● **EXERCISE INSTRUCTIONS**
Among the entries, find the lines with the string "JSON" and report them.

[Dataset rows describing interfaces]
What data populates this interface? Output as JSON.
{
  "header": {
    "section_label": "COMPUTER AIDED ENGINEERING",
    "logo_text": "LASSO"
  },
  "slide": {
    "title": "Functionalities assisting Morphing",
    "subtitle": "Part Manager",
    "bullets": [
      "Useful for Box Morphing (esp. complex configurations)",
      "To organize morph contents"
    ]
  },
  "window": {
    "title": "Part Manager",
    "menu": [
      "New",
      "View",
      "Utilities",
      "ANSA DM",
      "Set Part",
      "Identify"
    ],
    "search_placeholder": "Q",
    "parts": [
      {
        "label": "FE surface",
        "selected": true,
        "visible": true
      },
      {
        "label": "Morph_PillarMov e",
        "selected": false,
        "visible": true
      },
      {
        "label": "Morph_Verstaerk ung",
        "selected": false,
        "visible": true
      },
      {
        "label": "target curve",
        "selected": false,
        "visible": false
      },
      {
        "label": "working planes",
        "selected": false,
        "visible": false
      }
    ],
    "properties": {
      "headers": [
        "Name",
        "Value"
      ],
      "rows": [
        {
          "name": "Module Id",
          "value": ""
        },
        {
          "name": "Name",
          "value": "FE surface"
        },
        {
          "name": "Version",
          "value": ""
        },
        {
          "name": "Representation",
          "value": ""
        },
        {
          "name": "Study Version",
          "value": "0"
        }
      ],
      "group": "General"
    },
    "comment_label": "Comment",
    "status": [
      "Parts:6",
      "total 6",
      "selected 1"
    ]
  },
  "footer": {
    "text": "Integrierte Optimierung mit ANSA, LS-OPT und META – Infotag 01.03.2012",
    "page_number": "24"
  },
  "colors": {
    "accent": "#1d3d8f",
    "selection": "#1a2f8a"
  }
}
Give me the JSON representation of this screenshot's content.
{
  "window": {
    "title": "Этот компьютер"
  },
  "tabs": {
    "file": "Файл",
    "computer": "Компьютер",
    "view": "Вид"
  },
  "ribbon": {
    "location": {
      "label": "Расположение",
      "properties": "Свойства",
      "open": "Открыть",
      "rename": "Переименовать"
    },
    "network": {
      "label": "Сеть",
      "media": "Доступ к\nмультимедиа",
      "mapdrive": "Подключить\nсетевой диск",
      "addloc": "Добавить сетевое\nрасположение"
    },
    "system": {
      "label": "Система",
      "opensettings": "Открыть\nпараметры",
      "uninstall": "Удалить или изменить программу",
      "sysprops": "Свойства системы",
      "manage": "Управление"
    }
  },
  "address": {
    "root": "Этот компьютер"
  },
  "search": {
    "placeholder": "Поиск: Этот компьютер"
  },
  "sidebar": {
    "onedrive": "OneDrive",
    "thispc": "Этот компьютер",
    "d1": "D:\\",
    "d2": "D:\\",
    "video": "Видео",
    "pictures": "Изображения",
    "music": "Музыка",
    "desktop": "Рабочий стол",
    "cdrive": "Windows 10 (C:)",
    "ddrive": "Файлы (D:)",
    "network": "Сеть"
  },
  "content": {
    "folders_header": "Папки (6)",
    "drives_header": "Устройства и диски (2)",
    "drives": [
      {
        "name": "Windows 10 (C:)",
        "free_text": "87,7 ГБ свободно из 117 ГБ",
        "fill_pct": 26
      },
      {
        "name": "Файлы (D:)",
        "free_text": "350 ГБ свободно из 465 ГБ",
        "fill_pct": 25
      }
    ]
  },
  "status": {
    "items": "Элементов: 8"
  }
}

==

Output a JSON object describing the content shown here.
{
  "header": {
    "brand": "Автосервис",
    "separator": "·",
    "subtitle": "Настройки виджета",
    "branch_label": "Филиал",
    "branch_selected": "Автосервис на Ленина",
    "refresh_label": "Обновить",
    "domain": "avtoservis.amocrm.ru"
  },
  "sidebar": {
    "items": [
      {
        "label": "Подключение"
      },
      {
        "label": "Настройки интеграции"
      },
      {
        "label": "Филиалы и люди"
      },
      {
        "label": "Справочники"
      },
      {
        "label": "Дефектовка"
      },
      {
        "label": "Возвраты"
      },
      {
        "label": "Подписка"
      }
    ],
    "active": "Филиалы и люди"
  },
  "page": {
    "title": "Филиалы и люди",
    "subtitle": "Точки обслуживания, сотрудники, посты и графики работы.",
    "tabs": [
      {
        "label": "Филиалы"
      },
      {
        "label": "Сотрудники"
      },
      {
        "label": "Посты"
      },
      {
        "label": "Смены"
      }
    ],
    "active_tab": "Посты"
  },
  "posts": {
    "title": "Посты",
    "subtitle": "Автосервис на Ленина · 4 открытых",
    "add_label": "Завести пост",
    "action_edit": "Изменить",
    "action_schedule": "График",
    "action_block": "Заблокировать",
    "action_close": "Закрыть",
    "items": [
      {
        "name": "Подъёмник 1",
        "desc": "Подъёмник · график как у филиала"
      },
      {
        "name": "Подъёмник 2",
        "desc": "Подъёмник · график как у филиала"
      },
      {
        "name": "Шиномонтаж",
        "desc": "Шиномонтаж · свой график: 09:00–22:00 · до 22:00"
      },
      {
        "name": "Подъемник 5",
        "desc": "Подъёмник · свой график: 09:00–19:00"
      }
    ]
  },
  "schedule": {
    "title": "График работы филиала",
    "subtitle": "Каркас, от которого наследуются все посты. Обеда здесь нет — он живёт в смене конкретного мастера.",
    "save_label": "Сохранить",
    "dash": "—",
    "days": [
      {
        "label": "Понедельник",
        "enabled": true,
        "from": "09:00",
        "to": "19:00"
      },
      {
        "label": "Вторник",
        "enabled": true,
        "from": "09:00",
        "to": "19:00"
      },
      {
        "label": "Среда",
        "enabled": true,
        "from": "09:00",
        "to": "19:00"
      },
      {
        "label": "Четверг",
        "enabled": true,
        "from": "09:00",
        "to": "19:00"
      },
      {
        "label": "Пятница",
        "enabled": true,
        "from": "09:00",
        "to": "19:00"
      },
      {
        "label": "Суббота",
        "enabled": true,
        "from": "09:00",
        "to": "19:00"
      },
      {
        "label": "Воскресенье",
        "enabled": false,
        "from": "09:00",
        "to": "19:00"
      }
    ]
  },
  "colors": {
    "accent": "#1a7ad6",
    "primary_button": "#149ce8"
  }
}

● **RESULT OF THIS EXERCISE**
What data populates this interface? Output as JSON.
Give me the JSON representation of this screenshot's content.
Output a JSON object describing the content shown here.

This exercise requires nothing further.